Our belief in the Resurrection allows us to see beyond the Cross – to live in this world with our eyes fixed on what is lasting and eternal. We aren’t obsessed with finding joy in this life, because we know that something much better is yet to come.4 Faith in the power of God helps us to detach from the things of the world, for we know that some day everything will pass away. All that will remain is the Word of God – and His promise that one day we shall live with Him in eternity (cf. Mt 24:35).
– Sharon van der Sloot
“For as the Father raises the dead and gives them life, so also the Son gives life to whom he will.” – John 5:21
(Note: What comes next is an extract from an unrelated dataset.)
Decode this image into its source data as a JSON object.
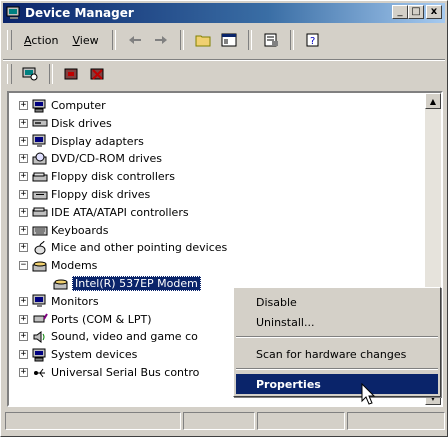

1 Although the Pharisees of Jesus’ time believed in the resurrection of the dead, the Sadducees did not. The reason for their objection is that the resurrection is not explicitly mentioned in the Torah. Nevertheless, the Pharisees thought that the concept of the resurrection was implied in certain verses. (See “Olam Ha-ba: The Afterlife,” Judaism 101; available from http://www.jewfaq.org/olamhaba.htm#Resurrection; Internet; accessed 31 March 2014.)
2 Cf. Rick Westhead, “Jerusalem’s Mount of Olives cemetery running out of room,” The Toronto Star [on-line newspaper], Dec. 16, 2012; available from http://www.thestar.com/news/world/2012/12/16/jerusalems_mount_of_olives_cemetery_running_out_of_room.html; Internet; accessed 31 March 2014. The Golden Gate is believed to be the gate used by Jesus when He made His triumphal entry into Jerusalem on the day we now celebrate as Palm Sunday.
3 Although the resurrection of Lazarus foreshadowed the coming death and Resurrection of Jesus, it is distinguished from it in an important way. Like Jesus, Lazarus was raised from the dead. However, he still had to die again at the end of his natural life. After Jesus rose from the dead on Easter morning, He never needed to die again. He rose to eternal life and is now seated at the right hand of God, “the first fruits of all who have fallen asleep” (1 Cor 15:20).
4 Cf. Fr. Robert Barron, “Lent Day 26 – How Should the Resurrection Shape Our Everyday Lives,” Word on Fire; available from http://www.lentreflections.com/how-should-the-resurrection-shape-our-everyday-lives/; Internet; accessed 31 March 2014.